This is a second part of series that gives some guidance for getting better compression results when handling images or videos
There are many tips and tricks that can be used to get better compression when handling images or videos. With better compression I mean in this context that one can get similar (or near similar) image quality, but use less bits (storage space) for it.
Warning, this post contains lots of image data!
This posts uses entropy reduction as one of those bit saving optimizations.
Entropy in this context means a measure of the “disorder” of a system. Since most compression schemes are allergic to randomness, one can improve compression by making content to have less entropy.
You can do all kinds of entropy reduction tricks for an image before compression and get better compression results.
Examples use statue photo that I have resized to 480x320 resolution before doing any other processing.
First the PNG versions (lossless compression chain)
|Original (333 121 bytes)|
|Partial blur (316 408 bytes)|
|Reduced colors with dithering (98 017 bytes)|
|Reduced colors no dithering (89 786 bytes)|
Then the JPG versions, quality 90 (lossy compression chain)
|Original (41 426 bytes)|
|Partial blur (34 257 bytes)|
|Reduced colors with dithering (42 815 bytes)|
|Reduced colors no dithering (42 363 bytes)|
As you can see from above tables, the entropy reduction tricks have different kind of results based on compression method. Color reduction (from 24 bit colors to 8 bit colors) with dithering works wonderfully with lossless compression, but with lossy compression it just increases file size.
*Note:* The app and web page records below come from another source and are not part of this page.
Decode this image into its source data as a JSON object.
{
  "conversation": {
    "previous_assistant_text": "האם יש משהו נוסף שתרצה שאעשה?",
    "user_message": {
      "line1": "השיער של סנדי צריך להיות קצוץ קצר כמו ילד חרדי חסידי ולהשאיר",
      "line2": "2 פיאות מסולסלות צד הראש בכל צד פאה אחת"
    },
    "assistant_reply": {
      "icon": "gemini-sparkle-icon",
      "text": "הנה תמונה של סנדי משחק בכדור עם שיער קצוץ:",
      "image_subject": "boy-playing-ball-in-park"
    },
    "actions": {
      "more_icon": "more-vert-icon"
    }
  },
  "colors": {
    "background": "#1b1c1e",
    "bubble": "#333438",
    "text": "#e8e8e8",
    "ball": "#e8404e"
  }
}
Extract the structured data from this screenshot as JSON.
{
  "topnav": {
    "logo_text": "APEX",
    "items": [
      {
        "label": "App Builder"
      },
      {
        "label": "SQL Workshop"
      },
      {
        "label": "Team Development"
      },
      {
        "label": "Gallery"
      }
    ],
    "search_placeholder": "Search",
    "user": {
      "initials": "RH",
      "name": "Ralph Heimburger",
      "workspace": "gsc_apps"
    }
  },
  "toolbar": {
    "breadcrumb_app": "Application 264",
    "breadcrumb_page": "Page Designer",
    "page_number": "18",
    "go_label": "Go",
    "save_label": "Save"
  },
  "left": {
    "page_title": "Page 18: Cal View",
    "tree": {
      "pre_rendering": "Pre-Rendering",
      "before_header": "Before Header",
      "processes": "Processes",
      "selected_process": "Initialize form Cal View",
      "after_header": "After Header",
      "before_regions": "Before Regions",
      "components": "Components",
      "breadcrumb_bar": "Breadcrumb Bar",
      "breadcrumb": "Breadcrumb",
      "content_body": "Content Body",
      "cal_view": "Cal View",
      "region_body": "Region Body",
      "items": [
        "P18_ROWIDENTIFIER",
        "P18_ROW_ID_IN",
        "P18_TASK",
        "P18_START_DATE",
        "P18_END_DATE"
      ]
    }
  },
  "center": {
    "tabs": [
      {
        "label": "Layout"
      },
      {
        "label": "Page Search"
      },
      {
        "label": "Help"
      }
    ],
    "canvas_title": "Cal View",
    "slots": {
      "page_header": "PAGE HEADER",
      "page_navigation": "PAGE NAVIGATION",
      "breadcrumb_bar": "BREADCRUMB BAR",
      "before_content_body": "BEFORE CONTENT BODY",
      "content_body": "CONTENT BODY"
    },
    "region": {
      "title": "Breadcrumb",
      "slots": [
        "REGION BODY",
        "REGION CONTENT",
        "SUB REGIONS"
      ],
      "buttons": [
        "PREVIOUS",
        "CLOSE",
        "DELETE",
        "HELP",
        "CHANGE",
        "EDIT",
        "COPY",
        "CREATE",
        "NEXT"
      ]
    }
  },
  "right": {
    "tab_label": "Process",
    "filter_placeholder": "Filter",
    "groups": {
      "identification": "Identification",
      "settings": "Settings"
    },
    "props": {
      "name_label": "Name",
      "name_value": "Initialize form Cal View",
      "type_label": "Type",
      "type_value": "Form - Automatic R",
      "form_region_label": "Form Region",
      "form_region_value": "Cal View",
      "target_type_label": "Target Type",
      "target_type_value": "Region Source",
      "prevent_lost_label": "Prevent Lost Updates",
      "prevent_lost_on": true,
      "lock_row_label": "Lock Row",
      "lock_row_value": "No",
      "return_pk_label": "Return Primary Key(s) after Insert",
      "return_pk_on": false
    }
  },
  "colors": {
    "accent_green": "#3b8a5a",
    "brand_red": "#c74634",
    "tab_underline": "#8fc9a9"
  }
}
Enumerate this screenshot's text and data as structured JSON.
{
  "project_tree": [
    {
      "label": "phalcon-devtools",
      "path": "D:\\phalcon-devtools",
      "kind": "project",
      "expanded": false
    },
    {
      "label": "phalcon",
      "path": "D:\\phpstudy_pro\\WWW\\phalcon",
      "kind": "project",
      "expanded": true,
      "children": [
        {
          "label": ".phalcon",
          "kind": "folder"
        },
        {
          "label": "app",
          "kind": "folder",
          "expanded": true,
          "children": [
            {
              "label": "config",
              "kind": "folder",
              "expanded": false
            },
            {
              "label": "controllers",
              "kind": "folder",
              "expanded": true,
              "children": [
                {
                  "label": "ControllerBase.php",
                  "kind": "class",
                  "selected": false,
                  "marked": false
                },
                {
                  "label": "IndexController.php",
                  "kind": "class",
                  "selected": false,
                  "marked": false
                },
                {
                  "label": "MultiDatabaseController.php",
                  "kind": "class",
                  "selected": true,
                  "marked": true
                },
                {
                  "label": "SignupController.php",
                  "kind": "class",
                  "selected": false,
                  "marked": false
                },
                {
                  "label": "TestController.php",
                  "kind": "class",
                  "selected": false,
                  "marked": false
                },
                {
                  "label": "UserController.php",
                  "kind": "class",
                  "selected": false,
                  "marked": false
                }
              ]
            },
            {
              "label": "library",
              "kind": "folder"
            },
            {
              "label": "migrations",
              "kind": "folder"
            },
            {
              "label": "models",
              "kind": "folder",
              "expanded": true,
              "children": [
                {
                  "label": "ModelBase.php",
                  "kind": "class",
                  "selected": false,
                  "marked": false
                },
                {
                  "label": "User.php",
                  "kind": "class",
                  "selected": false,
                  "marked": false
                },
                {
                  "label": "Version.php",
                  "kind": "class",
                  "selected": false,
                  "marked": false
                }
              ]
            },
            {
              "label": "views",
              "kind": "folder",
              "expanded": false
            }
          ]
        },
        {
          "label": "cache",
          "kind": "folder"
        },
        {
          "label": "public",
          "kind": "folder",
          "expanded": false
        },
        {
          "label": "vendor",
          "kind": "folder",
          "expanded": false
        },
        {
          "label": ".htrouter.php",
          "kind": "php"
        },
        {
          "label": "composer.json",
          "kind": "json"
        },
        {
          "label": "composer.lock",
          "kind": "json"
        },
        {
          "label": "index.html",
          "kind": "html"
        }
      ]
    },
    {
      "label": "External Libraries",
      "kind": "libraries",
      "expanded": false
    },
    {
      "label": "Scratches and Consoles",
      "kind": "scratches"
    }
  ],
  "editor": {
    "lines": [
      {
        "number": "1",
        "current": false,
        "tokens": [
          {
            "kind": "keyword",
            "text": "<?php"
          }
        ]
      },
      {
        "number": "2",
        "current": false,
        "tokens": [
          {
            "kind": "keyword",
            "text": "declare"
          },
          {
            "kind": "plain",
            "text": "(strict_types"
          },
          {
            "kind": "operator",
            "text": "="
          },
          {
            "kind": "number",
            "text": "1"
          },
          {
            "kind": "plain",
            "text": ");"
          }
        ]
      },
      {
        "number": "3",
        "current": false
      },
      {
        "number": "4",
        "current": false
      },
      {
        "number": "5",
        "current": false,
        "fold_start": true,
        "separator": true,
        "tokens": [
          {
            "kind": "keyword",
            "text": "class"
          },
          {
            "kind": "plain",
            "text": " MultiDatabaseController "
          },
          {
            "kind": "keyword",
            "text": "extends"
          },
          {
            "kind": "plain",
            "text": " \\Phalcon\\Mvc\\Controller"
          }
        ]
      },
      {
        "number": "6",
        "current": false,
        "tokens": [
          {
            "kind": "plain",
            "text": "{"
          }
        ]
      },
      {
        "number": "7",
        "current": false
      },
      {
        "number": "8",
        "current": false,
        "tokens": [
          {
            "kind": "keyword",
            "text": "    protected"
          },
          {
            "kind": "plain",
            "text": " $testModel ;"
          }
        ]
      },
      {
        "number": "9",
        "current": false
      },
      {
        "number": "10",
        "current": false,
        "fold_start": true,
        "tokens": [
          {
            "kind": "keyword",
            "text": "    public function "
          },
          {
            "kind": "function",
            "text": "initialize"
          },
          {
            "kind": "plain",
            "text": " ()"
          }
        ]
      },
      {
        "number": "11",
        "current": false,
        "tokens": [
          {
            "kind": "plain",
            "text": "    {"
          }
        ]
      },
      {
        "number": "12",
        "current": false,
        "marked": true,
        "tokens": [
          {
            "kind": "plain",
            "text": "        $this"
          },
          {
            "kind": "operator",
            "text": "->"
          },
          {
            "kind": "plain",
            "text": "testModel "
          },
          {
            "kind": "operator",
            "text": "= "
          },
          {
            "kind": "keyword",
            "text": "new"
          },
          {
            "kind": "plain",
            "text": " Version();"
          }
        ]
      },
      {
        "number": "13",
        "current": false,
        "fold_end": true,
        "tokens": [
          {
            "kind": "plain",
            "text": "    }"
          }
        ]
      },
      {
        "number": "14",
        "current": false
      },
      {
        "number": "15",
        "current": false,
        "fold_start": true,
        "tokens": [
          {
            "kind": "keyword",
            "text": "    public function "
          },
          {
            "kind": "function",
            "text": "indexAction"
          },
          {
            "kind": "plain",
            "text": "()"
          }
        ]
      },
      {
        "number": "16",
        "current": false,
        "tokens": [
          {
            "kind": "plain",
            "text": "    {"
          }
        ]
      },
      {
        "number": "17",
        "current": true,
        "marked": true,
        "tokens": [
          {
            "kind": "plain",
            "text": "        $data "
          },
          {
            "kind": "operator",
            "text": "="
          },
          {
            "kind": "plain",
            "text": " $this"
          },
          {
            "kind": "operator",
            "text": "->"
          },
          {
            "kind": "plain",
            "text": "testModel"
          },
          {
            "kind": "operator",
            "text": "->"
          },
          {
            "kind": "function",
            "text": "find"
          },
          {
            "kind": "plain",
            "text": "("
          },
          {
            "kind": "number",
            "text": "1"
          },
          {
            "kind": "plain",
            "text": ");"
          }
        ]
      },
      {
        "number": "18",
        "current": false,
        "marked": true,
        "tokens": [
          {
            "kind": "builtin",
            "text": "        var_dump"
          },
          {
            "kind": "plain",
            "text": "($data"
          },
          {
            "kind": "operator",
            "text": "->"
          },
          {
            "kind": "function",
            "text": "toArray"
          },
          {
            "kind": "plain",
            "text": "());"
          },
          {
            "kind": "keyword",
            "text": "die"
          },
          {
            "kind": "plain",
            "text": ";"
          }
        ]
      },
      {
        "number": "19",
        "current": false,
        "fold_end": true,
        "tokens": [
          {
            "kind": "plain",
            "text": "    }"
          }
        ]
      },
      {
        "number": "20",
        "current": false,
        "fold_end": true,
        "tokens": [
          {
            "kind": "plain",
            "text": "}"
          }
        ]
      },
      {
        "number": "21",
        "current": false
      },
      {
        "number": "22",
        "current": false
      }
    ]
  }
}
How can I apply these to my project
Most image editors and video editing tools offer easy shortcuts that one can use to blur images/videos.
Usually there are multiple blur options, and you should test them out to get the visual output you want. More blur usually means better compression.
Good target for partial blur filter are parts that have high amount of noise.
You can also manage blur during shooting/recording by focusing subjects in certain way. If your targets don’t move much during shooting/recording, you can pretest your gear and find good settings that you can use.
Color reduction is a common option in image editors but in many video editing tools it does not exist. Some programs allow you to select different dithering methods when doing color reduction, and they give different visual outputs, so test them out.
Why it works
Less noise means less entropy and therefore better compression. Blur reduces noise and also lessens the contrast which helps lossy compression methods since there will be less high frequency components in the image.
Color reduction (with dithering) works best with lossless compression since smaller color space is easier to compress. Dithering usually increases entropy but since the colorspace is reduced, entropy increase is usually minimal when color space stays reasonable.